Transmission is by four-speed gearbox, and single-reduction rear axle. Gear ratios are: First, 5.92 to 1; second, 3.27 to I; third, 1.79 to I; and top, direct drive. Fully loaded, this lorry is credited with a maximum speed of 34 m.p.h. The fuel-consumption rate is given as 9 m.p.g., and, with the tanks fitted, the lorry has a range of about 372 miles without need for refuelling.
Lastly, Renault has produced a new version of the fine ZPD coach, of which 1,400 examples were in circulation at the outbreak of war. This is an oilengined vehicle, employing the same power unit as the 7-ton lorry lust described. Bodywork is arranged to accommodate 37 or 43 passengers, and the coach is well finished.
Particular attention has been paid to luggage accommodation.

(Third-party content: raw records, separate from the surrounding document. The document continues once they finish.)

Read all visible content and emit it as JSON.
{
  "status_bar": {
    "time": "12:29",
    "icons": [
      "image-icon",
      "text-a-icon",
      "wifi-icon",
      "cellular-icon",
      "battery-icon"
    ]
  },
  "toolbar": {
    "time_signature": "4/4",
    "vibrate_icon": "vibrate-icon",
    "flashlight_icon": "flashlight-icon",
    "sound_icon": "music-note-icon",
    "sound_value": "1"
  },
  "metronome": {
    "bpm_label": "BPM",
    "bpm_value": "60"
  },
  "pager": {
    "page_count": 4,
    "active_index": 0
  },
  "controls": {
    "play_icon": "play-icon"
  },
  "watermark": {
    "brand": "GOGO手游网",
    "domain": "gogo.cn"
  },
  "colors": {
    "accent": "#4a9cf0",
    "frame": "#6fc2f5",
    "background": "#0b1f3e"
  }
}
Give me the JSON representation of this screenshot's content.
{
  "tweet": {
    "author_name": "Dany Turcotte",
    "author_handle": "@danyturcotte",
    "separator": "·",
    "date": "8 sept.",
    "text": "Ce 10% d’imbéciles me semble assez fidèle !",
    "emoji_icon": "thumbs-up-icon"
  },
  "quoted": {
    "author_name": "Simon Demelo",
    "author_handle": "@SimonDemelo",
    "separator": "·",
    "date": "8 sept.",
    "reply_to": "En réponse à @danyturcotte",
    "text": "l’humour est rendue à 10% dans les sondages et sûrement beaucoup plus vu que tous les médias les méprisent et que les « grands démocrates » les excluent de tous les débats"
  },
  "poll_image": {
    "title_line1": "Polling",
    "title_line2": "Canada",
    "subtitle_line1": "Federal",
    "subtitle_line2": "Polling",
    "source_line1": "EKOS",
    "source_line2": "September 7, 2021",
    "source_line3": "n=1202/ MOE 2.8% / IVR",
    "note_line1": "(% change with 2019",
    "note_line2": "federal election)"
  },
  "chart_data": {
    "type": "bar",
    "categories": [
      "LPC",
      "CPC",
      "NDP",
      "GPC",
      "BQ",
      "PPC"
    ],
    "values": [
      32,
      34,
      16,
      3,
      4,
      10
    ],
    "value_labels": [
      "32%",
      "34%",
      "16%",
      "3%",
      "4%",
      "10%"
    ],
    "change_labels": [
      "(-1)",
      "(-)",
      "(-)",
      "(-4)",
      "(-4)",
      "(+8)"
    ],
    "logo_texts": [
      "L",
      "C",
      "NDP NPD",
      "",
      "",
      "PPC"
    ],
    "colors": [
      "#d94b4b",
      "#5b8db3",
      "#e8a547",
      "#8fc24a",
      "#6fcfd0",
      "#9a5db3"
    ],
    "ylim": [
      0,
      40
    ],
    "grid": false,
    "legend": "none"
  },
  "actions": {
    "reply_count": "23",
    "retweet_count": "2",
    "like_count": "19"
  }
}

There are two side compartments, in addition to a capacious boot at the rear, anf the roof gallery is stiffened up to carry nearly a ton of additional luggage.
Most, and perhaps all, of these Renault models will be exhibited in the commercial-vehicle section of the Paris Salon de L'Autornobile, which opens on October 3 next.
Paris Salon, incidentally, will be the first international motor exhibition to be held since the war. The aftermath of war has left France to face industrial difficulties of which we know little here, but for all that, this show is bound to be an interesting one.
Most of the vehicles to be exhibited will, of necessity, be pre-war models
brought up to date, but the French arc particularly apt in the development of specialized types, municipal, agricultural, or otherwise. For this reason, there should be many exhibits worth seeing.,